> [WHAT YOU ARE ASKED TO DO] Each line containing the word "JSON" must be copied from the material below.

> [INPUT MATERIAL]
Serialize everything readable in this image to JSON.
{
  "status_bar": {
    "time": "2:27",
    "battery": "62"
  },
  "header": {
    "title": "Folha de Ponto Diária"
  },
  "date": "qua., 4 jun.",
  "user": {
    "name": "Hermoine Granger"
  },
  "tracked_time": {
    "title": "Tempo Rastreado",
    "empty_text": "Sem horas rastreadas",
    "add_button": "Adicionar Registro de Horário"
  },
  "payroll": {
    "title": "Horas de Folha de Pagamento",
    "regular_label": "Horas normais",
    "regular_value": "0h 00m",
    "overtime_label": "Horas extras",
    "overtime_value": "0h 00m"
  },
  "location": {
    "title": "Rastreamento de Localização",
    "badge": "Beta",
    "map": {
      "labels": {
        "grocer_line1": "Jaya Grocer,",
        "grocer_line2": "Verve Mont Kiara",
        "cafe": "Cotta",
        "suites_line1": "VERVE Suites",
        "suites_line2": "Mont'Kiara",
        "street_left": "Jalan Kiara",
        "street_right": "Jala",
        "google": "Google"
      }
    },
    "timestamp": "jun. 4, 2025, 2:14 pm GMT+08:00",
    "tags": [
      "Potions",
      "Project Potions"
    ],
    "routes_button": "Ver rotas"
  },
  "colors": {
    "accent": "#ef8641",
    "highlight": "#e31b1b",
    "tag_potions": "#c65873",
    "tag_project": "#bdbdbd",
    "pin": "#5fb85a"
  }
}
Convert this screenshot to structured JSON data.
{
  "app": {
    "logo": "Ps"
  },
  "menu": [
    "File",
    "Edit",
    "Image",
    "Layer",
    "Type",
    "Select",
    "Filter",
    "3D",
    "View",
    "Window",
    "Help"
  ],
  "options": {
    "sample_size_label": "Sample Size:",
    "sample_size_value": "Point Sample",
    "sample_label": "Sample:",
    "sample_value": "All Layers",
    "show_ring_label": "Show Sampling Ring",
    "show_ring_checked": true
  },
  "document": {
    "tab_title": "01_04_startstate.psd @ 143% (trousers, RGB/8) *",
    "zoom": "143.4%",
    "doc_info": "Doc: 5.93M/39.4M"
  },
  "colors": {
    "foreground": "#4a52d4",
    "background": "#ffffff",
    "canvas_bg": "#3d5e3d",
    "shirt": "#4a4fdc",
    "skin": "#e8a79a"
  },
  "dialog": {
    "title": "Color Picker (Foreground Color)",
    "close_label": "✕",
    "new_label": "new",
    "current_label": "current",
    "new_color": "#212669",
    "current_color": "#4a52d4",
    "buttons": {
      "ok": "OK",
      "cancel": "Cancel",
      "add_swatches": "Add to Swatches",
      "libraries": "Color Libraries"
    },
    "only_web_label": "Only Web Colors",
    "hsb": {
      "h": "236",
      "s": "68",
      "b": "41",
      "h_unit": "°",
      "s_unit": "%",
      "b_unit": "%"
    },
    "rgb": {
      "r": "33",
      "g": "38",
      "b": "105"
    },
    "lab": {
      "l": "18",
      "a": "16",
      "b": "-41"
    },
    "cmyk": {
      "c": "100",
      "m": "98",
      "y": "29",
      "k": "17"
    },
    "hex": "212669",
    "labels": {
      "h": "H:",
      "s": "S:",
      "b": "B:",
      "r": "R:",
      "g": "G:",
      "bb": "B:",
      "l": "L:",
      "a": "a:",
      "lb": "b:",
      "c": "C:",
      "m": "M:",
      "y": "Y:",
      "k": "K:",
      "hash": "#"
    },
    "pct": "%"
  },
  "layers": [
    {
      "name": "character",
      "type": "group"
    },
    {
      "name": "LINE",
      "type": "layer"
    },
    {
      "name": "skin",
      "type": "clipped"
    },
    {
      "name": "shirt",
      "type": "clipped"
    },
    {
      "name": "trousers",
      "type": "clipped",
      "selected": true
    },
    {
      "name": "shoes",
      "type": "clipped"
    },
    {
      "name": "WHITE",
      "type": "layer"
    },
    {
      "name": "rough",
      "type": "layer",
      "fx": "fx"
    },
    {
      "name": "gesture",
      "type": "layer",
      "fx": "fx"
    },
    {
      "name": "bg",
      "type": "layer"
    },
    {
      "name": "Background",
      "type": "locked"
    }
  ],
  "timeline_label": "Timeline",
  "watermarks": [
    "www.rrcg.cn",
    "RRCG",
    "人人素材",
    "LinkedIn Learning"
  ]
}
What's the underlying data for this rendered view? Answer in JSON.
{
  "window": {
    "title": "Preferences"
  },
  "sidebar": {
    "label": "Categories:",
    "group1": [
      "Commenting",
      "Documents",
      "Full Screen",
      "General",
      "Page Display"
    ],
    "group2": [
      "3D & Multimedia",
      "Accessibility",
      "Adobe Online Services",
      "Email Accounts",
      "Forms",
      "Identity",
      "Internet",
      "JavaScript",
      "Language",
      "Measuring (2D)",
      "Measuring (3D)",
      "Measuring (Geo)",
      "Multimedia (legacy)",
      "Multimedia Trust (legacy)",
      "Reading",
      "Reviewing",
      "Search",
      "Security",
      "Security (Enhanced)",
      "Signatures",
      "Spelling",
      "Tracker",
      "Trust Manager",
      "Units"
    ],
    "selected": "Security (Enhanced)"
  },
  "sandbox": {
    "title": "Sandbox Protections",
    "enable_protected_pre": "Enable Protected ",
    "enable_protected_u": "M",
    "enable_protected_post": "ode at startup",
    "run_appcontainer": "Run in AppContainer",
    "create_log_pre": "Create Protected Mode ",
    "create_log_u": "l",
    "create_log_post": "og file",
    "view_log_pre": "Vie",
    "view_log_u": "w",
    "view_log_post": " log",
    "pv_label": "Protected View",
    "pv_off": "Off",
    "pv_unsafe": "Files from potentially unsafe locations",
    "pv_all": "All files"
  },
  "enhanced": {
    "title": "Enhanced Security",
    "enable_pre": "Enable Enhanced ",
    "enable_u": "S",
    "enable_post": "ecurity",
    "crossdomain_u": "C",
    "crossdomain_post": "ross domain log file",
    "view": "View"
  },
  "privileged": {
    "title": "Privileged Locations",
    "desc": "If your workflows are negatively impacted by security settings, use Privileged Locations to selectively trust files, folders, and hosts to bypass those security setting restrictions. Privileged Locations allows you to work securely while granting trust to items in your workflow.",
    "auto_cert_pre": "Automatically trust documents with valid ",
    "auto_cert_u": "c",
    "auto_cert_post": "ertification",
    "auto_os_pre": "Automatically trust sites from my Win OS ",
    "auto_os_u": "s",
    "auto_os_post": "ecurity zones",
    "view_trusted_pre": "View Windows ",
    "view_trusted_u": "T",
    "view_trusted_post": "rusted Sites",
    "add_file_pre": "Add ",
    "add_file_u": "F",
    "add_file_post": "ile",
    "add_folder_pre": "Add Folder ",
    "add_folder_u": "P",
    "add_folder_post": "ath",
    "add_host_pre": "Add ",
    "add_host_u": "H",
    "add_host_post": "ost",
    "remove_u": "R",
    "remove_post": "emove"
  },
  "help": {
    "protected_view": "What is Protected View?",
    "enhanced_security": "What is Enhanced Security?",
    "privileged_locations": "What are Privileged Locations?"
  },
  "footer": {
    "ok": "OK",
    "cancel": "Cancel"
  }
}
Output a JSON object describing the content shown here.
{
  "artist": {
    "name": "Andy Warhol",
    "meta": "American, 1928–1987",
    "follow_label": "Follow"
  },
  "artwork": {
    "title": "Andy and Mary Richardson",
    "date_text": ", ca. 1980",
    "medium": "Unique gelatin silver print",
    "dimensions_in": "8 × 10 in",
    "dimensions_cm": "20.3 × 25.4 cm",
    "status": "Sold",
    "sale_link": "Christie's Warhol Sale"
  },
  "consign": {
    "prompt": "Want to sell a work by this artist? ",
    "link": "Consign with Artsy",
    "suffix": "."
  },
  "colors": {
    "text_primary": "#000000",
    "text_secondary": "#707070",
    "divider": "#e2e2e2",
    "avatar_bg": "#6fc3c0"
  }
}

> [WRITTEN ANSWER]
Serialize everything readable in this image to JSON.
Convert this screenshot to structured JSON data.
What's the underlying data for this rendered view? Answer in JSON.
Output a JSON object describing the content shown here.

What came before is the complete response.